Did you buy a home this year? You may be eligible for the first time home owner credit of up to $7,500.
Do you have investments in your personal account and in your IRA or Retirement Account? Consider this: All money taken out of your IRA/Retirement Account is taxed at the full federal tax rate. All investments related to your personal account fall into specific tax rates which generally are lower than the tax rate of withdrawals from your IRA/Retirement Account. A simple example is stocks purchased and held for more than 1 year. In your regular account, the tax on the profit is a maximum of 15 percent. The same stock sale in your IRA/Retirement account is taxed at the full tax rate for your total income bracket. Talk to your accountant/tax preparer about putting interest-earning investments in your IRS/Retirement account and putting stocks into your personal account. Stock dividends also get a lower rate outside your IRS/Retirement Account. The best decision will not be the same for everyone; you must consider your specific case.
Now that the stock market is down, should you consider converting from a regular IRA to a Roth IRA? You have to pay tax on the withdrawal. However, if you expect the stocks will recover, and then some, you might find it better to avoid the tax later when you take the money out of your Roth IRA as you do not pay tax on Roth IRA withdrawals. Of course you do not get a deduction for payments into a Roth IRA as you do on a regular IRA.
This article was designed to avoid the technicalities and detail that the average person wants to leave to their accountant/tax preparer. The intent is to give you a basis for discussion in doing your tax planning, or preparing for your tax interview. Just giving your W-2 and 1099 forms to your tax preparer may not provide you with the best tax benefit.

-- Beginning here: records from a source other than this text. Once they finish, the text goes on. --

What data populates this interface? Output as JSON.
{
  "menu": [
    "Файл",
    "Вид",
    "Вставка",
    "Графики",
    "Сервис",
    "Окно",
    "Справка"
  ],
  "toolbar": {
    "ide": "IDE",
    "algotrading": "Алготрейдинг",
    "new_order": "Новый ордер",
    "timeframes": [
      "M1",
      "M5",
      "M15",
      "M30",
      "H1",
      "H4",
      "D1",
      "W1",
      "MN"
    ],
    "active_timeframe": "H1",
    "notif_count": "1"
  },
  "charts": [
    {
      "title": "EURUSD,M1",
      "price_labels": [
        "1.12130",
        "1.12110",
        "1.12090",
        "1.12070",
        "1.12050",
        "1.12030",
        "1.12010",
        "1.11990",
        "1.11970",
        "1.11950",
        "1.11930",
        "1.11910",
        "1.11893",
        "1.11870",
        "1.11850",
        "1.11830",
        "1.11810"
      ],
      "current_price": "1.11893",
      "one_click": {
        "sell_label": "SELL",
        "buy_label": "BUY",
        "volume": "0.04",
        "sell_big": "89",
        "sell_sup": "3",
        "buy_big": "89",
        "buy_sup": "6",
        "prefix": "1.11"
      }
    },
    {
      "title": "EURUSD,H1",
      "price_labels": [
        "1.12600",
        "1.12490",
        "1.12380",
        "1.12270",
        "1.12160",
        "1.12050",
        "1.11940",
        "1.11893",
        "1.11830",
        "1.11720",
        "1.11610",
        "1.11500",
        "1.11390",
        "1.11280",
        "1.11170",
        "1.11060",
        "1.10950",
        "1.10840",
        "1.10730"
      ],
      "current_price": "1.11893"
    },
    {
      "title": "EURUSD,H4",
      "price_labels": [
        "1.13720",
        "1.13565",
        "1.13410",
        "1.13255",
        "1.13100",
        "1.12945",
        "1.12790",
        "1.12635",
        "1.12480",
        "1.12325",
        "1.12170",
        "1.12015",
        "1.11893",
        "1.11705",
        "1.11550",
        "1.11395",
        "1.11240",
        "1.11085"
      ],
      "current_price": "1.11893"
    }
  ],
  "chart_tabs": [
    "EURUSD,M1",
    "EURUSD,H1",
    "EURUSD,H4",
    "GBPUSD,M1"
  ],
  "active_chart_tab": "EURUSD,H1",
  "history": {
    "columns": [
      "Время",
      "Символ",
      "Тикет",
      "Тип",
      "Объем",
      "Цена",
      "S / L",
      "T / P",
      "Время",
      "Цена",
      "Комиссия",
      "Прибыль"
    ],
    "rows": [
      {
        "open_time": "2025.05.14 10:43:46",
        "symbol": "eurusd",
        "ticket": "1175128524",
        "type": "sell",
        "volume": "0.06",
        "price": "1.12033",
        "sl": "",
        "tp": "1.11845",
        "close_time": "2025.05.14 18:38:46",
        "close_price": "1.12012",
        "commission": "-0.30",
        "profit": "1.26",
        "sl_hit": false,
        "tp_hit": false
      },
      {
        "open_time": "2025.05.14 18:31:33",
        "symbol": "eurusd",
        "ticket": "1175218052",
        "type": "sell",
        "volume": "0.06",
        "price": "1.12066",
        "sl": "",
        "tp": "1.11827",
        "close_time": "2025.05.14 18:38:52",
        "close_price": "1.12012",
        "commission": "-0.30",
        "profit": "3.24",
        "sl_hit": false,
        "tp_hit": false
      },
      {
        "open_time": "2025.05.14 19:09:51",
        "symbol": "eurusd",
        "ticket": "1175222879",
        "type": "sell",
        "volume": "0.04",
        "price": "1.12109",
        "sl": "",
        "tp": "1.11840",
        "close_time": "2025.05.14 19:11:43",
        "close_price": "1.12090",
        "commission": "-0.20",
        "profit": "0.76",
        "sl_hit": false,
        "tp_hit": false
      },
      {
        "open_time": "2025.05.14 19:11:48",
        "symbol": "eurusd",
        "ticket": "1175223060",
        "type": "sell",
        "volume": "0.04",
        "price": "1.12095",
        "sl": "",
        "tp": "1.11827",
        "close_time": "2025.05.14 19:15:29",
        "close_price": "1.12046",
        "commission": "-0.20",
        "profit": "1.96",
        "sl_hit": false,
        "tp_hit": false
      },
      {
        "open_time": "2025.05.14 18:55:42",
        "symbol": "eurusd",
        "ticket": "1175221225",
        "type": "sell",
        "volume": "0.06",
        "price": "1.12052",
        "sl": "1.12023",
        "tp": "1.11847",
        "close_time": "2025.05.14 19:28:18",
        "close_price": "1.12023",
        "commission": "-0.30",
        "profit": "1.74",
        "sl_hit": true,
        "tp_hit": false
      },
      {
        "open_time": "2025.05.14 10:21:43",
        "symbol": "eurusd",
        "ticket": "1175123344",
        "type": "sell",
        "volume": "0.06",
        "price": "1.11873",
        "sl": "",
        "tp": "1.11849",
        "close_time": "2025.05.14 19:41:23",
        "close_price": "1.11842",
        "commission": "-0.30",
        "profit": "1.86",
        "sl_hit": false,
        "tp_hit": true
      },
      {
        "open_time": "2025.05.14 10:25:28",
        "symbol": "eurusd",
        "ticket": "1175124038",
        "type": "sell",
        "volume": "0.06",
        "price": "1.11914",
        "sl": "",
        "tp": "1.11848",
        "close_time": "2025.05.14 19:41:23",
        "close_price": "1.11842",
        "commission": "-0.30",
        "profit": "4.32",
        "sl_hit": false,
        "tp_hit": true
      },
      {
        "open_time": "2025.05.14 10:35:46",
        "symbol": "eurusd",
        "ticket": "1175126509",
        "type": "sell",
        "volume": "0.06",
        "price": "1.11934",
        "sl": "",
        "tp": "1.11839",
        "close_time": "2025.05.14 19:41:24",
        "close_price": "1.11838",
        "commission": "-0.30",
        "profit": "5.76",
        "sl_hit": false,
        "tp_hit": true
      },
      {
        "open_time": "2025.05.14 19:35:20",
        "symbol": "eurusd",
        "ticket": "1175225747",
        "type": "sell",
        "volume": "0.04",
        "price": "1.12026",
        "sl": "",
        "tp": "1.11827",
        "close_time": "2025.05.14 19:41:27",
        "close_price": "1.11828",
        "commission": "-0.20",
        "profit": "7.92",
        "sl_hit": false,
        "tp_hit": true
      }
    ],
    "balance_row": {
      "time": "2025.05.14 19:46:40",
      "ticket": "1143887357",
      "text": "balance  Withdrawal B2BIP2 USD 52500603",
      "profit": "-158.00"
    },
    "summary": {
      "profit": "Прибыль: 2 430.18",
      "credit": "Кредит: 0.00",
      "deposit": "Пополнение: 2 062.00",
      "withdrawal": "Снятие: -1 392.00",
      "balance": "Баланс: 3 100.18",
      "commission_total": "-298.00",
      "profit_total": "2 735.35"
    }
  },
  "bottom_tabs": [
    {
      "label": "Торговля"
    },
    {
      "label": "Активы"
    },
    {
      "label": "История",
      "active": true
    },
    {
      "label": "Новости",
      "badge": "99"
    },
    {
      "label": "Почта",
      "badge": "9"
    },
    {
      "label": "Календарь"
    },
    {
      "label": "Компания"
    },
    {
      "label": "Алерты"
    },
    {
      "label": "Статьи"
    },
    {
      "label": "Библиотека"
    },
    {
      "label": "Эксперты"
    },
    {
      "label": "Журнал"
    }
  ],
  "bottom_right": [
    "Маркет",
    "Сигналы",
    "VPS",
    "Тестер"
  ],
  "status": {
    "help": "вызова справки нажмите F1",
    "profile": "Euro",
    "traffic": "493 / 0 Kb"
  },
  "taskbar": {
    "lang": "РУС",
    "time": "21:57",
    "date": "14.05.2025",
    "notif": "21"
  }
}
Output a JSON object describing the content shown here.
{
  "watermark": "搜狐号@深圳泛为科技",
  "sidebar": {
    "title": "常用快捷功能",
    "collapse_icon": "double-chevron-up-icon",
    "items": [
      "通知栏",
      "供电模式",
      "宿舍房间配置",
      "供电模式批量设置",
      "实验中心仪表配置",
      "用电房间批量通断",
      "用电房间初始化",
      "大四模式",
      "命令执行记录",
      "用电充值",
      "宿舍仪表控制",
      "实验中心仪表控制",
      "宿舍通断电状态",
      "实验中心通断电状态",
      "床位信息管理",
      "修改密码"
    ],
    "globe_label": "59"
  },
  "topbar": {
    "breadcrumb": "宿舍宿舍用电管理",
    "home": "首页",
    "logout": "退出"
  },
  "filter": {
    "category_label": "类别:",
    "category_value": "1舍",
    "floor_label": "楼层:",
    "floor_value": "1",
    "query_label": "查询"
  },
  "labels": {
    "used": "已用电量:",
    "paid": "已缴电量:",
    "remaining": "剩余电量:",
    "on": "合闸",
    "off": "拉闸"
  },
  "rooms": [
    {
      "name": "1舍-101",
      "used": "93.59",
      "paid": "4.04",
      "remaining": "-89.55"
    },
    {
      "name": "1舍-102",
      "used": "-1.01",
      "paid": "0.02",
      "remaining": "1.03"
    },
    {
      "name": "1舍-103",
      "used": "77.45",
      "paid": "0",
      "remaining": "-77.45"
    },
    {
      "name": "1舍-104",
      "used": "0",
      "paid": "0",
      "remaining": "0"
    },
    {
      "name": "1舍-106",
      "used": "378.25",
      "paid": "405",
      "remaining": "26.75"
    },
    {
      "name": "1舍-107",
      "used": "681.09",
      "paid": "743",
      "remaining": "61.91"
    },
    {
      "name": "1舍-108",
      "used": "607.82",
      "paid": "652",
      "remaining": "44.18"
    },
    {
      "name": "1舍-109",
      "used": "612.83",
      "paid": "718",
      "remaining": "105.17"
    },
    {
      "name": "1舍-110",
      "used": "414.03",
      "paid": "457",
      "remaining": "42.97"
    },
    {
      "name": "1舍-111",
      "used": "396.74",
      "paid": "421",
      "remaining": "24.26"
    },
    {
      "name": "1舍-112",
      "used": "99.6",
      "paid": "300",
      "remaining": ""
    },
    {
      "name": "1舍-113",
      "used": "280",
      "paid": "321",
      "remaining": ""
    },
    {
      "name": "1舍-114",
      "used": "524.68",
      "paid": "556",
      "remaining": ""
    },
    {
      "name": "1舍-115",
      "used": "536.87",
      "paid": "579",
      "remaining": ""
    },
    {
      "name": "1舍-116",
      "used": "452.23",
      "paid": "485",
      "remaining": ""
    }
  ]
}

This article was prepared by Edward Coblens, a CPA who is a member of the Small Business Advisory Committee, a voluntary organization of the Huntington NY Chamber of Commerce. Business advice is available free to everyone. Call 631 423-6100 for an appointment.